Here are some of the basic assumptions that accompany atheism and some of the unavoidable consequences of those assumptions:
There are some variations in atheism. A negative atheism would claim an absence of belief in God and make it a default position: in the absence of good evidence for God’s existence, negative atheism is the logical choice – the burden of proof is on the theist. Others would argue that this is really agnosticism in disguise and that true atheism is positive atheism which asserts the statement “God does not exist”. I am inclined to the latter view.
Either variety of atheism has some unavoidable consequences:
There is no objective standard for morality. That is not to say that atheists cannot do “good” or be “moral”, using those words in the context of Judeo-Christian ethics; they can. It does mean, though that the “good” or “evil” that an atheist may believe exists has no objective realty: “good” and “evil” are subjective – no one person’s view of what is “good” has any more validity than any other person’s. Dostoevsky summed this with “if God does not exist everything is permitted”
Atheists are materialists: that is to say, they believe that the material universe is all that exists; without God there is no supernatural, nothing outside of the material exerts any influence on the universe. Christopher Hitchens seems to want to dodge this by contending that the numinous does exist, apparently as a by-product of the human mind – most atheists would not go along with this, though. As a result, the human mind is entirely subject to the material. This leads to the following problem for the atheist:
- If God does not exist, a person’s thoughts are the result of interactions in the material universe.

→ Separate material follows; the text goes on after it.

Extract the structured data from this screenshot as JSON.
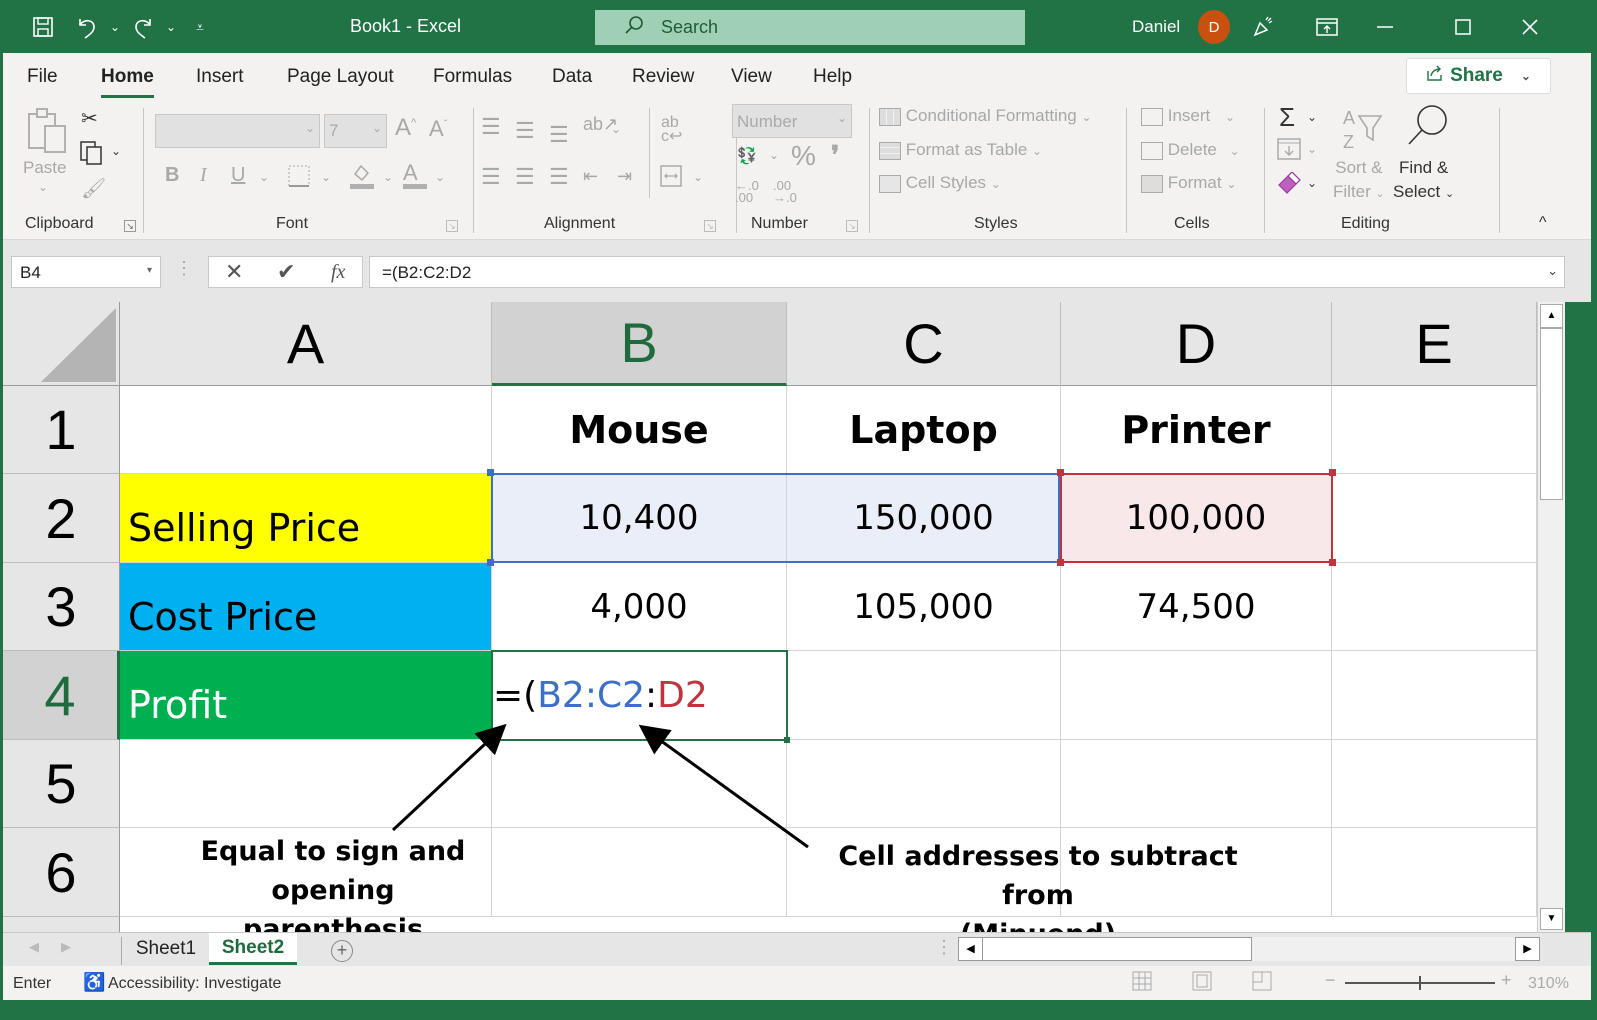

- Some people believe the following statement to be true, while others believe it to be untrue: God does not exist.
- The same material universe produces opposite conclusions on the truth of the statement in 2.
- If God does not exist, human thought processes are unreliable.
- If God does not exit, my belief that he does not exist is unreliable.
If human existence ceases at death, life has no lasting objective purpose or meaning. Atheists will protest that they do find purpose and meaning in life; Richard Dawkins goes to considerable length to expound on the beauty and the grandeur of the universe. Without God, though, such perceptions are subjective and, for an honest person, inadequate. Atheistic existentialists such as Jean-Paul Sartre were more direct: Sartre recognised that without God life has no purpose. His solution was to invent a purpose and pretend that it has significance – just to get through life. Sadly, modern atheists are doing much the same thing without the benefit of the introspection necessary to recognise why.
Atheists are evolutionary Darwinists but generally not social Darwinists, preferring instead to adopt the mores of the Judeo-Christian heritage that they despise. The problem for the atheist comes when confronted by a social Darwinist who might advocate, for example, the extermination of the old, infirm, disabled and deformed; an atheist has no convincing argument to offer on why this is a bad thing to do. Without God, values are subjective, one person’s view of what is right is as good as any other’s.
A popular contemporary conceit of atheism is that science has disposed of religion. John Lennox in his book God’s Undertaker: Has Science Buried God? argues eloquently that, far from burying God, science depends on the assumption that the universe has rational laws – rational laws that owe their existence to a rational Creator. Additionally, there is no reason to trust the rationality of the minds of scientists if they are products of a potentially irrational universe.
There; now I expect atheists reading this will become angry.